- PROBLEM:
All of the entries must appear again exactly as written.

- GIVEN RECORDS:
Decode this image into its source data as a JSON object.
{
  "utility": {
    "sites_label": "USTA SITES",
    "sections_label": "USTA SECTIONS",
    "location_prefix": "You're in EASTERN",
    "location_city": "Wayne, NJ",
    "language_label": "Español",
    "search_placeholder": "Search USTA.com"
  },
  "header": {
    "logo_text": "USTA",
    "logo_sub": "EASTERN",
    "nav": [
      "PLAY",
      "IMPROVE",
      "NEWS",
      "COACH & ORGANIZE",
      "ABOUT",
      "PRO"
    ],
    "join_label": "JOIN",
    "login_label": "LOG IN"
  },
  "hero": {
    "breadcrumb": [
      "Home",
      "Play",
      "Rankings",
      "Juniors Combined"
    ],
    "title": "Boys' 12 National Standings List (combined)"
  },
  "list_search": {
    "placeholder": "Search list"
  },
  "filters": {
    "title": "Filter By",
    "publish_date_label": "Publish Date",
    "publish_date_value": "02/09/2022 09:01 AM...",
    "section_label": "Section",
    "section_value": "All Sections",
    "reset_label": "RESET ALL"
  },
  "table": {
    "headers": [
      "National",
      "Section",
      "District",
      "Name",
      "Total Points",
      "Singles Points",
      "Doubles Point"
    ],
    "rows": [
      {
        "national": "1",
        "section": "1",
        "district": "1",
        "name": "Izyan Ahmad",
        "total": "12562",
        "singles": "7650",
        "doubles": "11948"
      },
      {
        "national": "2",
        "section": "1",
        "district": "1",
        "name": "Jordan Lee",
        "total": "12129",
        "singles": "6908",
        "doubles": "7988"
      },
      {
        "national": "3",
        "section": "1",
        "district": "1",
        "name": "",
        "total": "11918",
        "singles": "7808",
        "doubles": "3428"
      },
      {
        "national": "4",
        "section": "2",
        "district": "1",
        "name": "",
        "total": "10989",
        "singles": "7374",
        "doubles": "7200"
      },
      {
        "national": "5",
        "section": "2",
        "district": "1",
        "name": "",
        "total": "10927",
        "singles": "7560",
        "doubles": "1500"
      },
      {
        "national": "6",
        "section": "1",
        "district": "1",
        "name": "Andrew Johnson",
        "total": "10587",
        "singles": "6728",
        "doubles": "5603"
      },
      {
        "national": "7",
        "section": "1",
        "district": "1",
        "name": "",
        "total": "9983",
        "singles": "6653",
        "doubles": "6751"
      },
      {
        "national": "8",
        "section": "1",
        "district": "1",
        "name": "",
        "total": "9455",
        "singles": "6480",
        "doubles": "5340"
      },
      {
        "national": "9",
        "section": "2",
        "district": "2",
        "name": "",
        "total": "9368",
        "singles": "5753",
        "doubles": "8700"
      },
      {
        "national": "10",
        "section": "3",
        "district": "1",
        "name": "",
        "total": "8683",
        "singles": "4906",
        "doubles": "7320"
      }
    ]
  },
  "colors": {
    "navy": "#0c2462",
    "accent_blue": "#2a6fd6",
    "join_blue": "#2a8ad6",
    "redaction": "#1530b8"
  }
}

- EXPECTED ANSWER:
Decode this image into its source data as a JSON object.
{
  "utility": {
    "sites_label": "USTA SITES",
    "sections_label": "USTA SECTIONS",
    "location_prefix": "You're in EASTERN",
    "location_city": "Wayne, NJ",
    "language_label": "Español",
    "search_placeholder": "Search USTA.com"
  },
  "header": {
    "logo_text": "USTA",
    "logo_sub": "EASTERN",
    "nav": [
      "PLAY",
      "IMPROVE",
      "NEWS",
      "COACH & ORGANIZE",
      "ABOUT",
      "PRO"
    ],
    "join_label": "JOIN",
    "login_label": "LOG IN"
  },
  "hero": {
    "breadcrumb": [
      "Home",
      "Play",
      "Rankings",
      "Juniors Combined"
    ],
    "title": "Boys' 12 National Standings List (combined)"
  },
  "list_search": {
    "placeholder": "Search list"
  },
  "filters": {
    "title": "Filter By",
    "publish_date_label": "Publish Date",
    "publish_date_value": "02/09/2022 09:01 AM...",
    "section_label": "Section",
    "section_value": "All Sections",
    "reset_label": "RESET ALL"
  },
  "table": {
    "headers": [
      "National",
      "Section",
      "District",
      "Name",
      "Total Points",
      "Singles Points",
      "Doubles Point"
    ],
    "rows": [
      {
        "national": "1",
        "section": "1",
        "district": "1",
        "name": "Izyan Ahmad",
        "total": "12562",
        "singles": "7650",
        "doubles": "11948"
      },
      {
        "national": "2",
        "section": "1",
        "district": "1",
        "name": "Jordan Lee",
        "total": "12129",
        "singles": "6908",
        "doubles": "7988"
      },
      {
        "national": "3",
        "section": "1",
        "district": "1",
        "name": "",
        "total": "11918",
        "singles": "7808",
        "doubles": "3428"
      },
      {
        "national": "4",
        "section": "2",
        "district": "1",
        "name": "",
        "total": "10989",
        "singles": "7374",
        "doubles": "7200"
      },
      {
        "national": "5",
        "section": "2",
        "district": "1",
        "name": "",
        "total": "10927",
        "singles": "7560",
        "doubles": "1500"
      },
      {
        "national": "6",
        "section": "1",
        "district": "1",
        "name": "Andrew Johnson",
        "total": "10587",
        "singles": "6728",
        "doubles": "5603"
      },
      {
        "national": "7",
        "section": "1",
        "district": "1",
        "name": "",
        "total": "9983",
        "singles": "6653",
        "doubles": "6751"
      },
      {
        "national": "8",
        "section": "1",
        "district": "1",
        "name": "",
        "total": "9455",
        "singles": "6480",
        "doubles": "5340"
      },
      {
        "national": "9",
        "section": "2",
        "district": "2",
        "name": "",
        "total": "9368",
        "singles": "5753",
        "doubles": "8700"
      },
      {
        "national": "10",
        "section": "3",
        "district": "1",
        "name": "",
        "total": "8683",
        "singles": "4906",
        "doubles": "7320"
      }
    ]
  },
  "colors": {
    "navy": "#0c2462",
    "accent_blue": "#2a6fd6",
    "join_blue": "#2a8ad6",
    "redaction": "#1530b8"
  }
}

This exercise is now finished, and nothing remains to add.